Thanks to our partners at Monmouth University, the New Jersey Bureau of Marine Fisheries, and the National Oceanic and Atmospheric Administration.

Mark and Jesse give NOAA ‘Omics seminar on “Fishing for DNA”

Thanks to Tracy Gill and Katharine Egan, Mark Stoeckle and Jesse Ausubel gave a NOAA-wide “Omics” seminar. 29 October 2021. Title and abstract are below.  View the recording of the webinar via Adobe Connect, here: Thanks to the attendees for lotss of great questions and the lively to-and-fro in the Chat Box.

Title: Fishing for DNA: how much water to catch and other questions

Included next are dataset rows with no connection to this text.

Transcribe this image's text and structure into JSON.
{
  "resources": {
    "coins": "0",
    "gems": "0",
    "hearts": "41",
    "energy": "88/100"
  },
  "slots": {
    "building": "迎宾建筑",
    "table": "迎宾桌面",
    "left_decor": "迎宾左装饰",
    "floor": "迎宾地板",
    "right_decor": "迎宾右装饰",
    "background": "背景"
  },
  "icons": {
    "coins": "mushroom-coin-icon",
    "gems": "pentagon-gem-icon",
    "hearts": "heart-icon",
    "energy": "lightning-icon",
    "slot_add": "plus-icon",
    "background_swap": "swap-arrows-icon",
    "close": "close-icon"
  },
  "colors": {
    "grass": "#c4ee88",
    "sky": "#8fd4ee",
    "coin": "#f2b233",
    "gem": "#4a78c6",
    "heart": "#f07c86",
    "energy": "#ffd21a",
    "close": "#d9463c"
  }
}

Abstract: Measuring quantities of eDNA is fast becoming a preferred method of learning the presence and abundance of fish and other aquatic species. But how much water need one filter and how much DNA need one process to obtain a reasonably complete and reproducible answer? Tests of an eDNA metabarcoding protocol for marine bony fish show more water, more species of fish up to levels tested. Amplifying decreasing amounts of extracted DNA yields progressively fewer species. Species represented by more copies (reads) of their DNA are detected more reproducibly and with less variation than lower-read species. Findings are consistent with Poisson distribution of rarer eDNA. We also vary PCR cycles, sequencing depth, primer concentrations, and primers. Our findings have multiple practical implications, including for survey strategies for both common and rare species, and identify some limits of knowledge and research directions for aquatic eDNA science.

NOAA Science Seminar page

NOAA ‘Omics Website